## Data supplied
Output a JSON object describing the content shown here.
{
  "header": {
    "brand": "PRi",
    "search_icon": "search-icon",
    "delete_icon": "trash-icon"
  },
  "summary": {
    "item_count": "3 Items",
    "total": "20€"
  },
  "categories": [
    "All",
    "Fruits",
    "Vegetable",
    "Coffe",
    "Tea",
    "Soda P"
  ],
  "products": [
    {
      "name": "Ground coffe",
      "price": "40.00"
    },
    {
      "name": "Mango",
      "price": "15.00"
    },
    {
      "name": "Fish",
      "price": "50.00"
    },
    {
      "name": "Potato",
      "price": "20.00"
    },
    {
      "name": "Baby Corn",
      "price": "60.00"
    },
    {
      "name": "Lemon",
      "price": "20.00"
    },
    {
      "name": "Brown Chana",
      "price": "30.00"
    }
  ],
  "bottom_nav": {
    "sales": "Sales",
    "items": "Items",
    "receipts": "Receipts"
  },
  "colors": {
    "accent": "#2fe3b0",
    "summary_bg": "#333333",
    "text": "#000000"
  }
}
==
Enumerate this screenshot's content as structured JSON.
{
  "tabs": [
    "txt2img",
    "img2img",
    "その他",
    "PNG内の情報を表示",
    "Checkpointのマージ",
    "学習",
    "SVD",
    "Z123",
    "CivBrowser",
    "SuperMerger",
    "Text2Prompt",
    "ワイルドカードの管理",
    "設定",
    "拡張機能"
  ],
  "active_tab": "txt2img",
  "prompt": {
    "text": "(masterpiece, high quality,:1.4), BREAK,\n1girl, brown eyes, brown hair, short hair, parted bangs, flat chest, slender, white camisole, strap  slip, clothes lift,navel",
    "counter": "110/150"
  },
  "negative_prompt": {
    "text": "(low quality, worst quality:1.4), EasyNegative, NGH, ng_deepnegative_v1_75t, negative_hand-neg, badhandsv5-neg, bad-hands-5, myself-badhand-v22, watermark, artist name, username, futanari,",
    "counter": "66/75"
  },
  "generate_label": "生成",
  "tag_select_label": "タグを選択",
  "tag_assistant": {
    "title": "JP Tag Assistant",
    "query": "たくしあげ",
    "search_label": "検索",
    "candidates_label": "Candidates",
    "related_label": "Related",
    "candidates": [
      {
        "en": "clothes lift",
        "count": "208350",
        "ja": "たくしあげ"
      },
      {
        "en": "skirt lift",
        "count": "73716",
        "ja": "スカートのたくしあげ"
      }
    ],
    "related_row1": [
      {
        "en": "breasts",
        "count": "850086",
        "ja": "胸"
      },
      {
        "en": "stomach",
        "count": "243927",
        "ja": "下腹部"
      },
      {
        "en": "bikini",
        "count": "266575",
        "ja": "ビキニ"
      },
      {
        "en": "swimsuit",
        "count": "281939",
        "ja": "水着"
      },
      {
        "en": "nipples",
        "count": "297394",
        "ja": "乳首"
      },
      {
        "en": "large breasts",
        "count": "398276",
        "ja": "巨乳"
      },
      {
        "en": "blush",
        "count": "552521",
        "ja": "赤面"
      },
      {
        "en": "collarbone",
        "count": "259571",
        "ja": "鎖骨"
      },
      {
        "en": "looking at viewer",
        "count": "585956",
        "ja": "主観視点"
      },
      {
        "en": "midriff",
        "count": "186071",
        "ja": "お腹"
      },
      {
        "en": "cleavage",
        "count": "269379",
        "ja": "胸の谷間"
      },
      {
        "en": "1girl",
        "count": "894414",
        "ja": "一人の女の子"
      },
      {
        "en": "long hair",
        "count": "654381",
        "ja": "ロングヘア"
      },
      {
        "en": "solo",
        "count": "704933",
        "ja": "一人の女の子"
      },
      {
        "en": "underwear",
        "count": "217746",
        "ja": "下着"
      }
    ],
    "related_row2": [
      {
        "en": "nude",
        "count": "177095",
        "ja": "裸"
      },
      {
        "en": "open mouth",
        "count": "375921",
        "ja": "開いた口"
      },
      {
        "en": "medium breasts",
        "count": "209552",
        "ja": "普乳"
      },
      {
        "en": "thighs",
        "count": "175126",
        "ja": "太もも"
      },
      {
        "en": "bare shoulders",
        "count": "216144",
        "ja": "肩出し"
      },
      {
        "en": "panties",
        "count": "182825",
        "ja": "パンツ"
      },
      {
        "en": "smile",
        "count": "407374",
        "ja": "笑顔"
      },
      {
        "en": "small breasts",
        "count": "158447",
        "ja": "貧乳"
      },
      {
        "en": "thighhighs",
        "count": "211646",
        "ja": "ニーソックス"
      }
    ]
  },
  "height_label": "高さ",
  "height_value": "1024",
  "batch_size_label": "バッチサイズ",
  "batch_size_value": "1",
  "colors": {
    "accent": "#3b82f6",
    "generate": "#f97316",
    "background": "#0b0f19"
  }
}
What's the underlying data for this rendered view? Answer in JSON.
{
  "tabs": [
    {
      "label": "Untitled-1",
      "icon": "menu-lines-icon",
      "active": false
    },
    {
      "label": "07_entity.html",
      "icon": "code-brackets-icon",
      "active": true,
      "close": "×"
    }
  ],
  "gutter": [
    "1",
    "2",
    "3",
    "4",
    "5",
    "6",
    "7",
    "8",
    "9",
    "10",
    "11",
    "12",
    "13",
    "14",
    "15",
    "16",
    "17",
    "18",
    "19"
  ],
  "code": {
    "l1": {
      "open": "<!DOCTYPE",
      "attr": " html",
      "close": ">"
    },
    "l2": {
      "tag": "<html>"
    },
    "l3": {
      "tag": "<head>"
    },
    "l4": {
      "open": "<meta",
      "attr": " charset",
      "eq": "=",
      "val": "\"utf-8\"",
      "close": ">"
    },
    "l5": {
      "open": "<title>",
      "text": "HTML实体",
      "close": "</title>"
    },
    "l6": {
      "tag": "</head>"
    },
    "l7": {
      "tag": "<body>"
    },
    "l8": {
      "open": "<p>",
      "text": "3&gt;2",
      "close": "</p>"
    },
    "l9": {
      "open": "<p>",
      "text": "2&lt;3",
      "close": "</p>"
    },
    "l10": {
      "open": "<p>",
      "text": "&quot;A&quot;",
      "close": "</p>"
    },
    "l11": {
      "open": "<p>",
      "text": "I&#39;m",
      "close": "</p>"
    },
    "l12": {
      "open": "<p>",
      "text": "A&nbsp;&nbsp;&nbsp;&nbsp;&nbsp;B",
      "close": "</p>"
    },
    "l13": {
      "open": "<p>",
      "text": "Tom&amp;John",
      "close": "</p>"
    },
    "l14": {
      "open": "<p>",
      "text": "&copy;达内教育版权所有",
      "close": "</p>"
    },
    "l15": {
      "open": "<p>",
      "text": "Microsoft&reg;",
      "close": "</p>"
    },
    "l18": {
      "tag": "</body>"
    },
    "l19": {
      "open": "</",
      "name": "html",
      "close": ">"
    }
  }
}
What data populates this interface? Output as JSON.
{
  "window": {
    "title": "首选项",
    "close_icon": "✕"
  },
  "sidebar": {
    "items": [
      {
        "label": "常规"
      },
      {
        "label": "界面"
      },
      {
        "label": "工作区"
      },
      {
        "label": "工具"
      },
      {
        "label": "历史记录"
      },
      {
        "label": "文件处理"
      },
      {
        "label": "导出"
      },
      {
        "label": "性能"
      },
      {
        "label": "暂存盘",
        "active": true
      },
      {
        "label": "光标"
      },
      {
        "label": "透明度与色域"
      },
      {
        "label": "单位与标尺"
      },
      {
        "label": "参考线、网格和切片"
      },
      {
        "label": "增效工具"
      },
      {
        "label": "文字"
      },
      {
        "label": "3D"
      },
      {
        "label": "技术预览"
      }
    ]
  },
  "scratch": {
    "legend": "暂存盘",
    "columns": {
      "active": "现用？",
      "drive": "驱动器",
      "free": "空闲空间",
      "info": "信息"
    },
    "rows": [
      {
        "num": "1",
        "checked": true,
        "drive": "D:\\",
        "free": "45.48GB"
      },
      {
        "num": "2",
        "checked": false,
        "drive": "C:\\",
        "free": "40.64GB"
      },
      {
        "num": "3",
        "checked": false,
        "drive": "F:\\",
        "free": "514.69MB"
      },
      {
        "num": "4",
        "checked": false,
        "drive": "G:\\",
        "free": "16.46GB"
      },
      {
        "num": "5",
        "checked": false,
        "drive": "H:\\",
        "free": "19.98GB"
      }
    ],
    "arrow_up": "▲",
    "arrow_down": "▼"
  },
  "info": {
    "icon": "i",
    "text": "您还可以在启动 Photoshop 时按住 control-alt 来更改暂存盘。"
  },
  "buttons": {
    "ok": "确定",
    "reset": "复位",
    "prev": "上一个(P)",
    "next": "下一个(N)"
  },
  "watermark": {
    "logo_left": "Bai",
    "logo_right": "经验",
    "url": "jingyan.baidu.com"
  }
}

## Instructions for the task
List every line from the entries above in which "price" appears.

## Completed exercise
      "price": "40.00"
      "price": "15.00"
      "price": "50.00"
      "price": "20.00"
      "price": "60.00"
      "price": "20.00"
      "price": "30.00"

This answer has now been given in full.